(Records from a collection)

▬▬▬▬▬▬

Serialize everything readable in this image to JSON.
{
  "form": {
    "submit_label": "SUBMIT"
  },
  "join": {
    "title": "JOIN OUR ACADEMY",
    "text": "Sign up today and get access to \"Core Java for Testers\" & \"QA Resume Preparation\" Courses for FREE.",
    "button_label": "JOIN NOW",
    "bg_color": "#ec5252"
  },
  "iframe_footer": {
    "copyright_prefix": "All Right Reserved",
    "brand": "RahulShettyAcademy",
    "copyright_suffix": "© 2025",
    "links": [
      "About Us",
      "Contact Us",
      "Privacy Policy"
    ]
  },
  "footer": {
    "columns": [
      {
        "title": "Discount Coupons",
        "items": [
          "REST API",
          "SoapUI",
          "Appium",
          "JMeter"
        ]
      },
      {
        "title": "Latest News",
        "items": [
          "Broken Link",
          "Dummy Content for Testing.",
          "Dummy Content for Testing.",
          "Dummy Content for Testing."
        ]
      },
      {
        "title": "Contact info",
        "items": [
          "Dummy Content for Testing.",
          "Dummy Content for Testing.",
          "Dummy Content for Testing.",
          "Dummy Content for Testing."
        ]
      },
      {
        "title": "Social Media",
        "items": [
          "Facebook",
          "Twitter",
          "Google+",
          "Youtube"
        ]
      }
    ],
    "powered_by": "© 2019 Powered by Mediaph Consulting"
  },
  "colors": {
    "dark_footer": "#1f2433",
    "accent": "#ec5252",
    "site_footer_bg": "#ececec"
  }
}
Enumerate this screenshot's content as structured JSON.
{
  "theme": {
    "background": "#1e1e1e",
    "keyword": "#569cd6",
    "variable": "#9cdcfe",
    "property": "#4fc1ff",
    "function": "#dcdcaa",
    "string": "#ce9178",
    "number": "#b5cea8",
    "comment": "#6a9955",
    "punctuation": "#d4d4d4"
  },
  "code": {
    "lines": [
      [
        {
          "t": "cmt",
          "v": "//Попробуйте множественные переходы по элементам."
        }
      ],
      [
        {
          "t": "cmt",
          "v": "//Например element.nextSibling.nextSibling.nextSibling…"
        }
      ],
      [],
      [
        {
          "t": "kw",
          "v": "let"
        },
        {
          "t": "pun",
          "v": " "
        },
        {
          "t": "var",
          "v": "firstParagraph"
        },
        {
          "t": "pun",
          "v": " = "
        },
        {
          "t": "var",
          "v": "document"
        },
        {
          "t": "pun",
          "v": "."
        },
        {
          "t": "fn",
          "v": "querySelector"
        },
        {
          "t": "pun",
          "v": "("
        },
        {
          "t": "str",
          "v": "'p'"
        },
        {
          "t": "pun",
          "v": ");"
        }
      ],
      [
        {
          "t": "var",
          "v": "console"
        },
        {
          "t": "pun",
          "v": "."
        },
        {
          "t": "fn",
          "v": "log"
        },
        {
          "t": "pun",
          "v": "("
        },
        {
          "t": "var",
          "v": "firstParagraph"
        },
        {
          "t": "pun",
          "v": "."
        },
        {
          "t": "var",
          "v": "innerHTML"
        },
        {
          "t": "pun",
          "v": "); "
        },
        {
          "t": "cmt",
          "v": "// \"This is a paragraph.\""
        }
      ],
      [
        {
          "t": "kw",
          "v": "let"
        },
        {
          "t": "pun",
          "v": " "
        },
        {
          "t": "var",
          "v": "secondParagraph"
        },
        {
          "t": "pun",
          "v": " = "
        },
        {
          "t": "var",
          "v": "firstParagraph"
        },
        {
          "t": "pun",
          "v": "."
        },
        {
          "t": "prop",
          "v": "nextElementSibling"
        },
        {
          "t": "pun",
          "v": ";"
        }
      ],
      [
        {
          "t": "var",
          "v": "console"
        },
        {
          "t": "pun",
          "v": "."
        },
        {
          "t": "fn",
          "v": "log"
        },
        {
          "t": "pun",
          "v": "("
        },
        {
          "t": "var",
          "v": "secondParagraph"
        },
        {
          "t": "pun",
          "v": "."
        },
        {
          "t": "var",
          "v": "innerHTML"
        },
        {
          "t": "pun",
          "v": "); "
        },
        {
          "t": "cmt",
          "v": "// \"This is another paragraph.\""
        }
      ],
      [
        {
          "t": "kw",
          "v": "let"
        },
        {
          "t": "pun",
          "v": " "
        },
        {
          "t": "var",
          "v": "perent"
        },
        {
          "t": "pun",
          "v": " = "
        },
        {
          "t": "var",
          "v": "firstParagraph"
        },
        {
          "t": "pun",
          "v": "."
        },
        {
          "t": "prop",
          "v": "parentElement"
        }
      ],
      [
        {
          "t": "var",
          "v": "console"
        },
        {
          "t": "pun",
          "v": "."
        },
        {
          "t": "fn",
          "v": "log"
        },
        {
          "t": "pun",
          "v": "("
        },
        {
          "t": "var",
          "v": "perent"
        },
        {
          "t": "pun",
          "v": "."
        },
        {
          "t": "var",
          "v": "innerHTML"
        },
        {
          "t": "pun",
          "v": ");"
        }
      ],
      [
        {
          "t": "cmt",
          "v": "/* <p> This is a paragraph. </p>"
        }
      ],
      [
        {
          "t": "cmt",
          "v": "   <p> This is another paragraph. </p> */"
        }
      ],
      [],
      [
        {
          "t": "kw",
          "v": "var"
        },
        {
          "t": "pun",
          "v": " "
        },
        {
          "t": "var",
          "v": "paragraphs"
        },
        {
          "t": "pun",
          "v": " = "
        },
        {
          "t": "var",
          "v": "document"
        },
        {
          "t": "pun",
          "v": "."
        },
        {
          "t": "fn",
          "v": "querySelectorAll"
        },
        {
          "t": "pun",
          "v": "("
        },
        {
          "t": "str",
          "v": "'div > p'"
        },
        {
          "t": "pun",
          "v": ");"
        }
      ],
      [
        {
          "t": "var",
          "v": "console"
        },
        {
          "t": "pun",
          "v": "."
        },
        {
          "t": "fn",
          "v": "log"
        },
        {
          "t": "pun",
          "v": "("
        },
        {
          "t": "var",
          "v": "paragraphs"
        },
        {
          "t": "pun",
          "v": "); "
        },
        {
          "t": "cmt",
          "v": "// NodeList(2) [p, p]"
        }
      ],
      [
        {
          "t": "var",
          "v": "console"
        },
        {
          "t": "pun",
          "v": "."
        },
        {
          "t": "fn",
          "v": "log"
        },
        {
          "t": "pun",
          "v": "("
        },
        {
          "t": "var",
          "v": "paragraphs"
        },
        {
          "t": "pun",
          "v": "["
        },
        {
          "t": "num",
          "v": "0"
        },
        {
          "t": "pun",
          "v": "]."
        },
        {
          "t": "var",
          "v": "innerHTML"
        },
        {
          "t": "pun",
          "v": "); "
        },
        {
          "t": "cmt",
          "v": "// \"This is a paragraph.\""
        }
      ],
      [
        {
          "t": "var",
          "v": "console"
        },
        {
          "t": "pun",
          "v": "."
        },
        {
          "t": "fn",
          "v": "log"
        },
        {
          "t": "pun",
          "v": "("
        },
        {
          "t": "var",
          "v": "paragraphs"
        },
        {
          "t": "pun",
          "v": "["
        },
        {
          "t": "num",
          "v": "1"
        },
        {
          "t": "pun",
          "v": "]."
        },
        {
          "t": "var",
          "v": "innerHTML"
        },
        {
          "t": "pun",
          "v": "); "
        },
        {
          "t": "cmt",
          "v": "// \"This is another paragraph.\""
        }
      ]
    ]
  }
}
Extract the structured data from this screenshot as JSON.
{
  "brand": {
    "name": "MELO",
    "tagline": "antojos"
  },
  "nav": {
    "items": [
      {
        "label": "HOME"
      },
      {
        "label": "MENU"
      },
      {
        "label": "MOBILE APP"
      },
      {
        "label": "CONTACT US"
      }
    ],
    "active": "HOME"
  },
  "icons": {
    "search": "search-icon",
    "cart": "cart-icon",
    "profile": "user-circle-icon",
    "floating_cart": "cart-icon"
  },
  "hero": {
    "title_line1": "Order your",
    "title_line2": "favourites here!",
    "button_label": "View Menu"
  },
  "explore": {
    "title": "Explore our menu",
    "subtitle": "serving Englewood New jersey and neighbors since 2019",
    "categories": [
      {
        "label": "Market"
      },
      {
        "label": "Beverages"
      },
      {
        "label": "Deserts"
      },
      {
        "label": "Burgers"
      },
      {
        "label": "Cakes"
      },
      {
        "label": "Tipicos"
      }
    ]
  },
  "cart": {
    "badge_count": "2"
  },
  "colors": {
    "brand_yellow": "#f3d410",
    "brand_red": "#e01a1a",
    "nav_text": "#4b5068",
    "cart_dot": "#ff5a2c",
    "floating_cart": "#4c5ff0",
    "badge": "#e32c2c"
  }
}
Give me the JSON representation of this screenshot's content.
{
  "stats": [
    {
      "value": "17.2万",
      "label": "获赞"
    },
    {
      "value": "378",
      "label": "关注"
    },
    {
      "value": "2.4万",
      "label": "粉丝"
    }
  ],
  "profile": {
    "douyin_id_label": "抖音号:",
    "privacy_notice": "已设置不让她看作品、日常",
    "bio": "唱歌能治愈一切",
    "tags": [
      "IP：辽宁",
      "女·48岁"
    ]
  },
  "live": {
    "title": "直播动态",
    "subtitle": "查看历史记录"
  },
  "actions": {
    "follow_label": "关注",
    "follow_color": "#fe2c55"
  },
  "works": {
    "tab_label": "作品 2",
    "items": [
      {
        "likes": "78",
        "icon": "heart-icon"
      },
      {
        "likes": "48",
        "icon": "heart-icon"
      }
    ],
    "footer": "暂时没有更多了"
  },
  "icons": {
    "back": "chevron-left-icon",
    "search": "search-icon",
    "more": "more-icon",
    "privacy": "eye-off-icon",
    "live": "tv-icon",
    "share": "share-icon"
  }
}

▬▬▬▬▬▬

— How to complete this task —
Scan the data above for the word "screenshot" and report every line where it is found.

— Your response —
Enumerate this screenshot's content as structured JSON.
Extract the structured data from this screenshot as JSON.
Give me the JSON representation of this screenshot's content.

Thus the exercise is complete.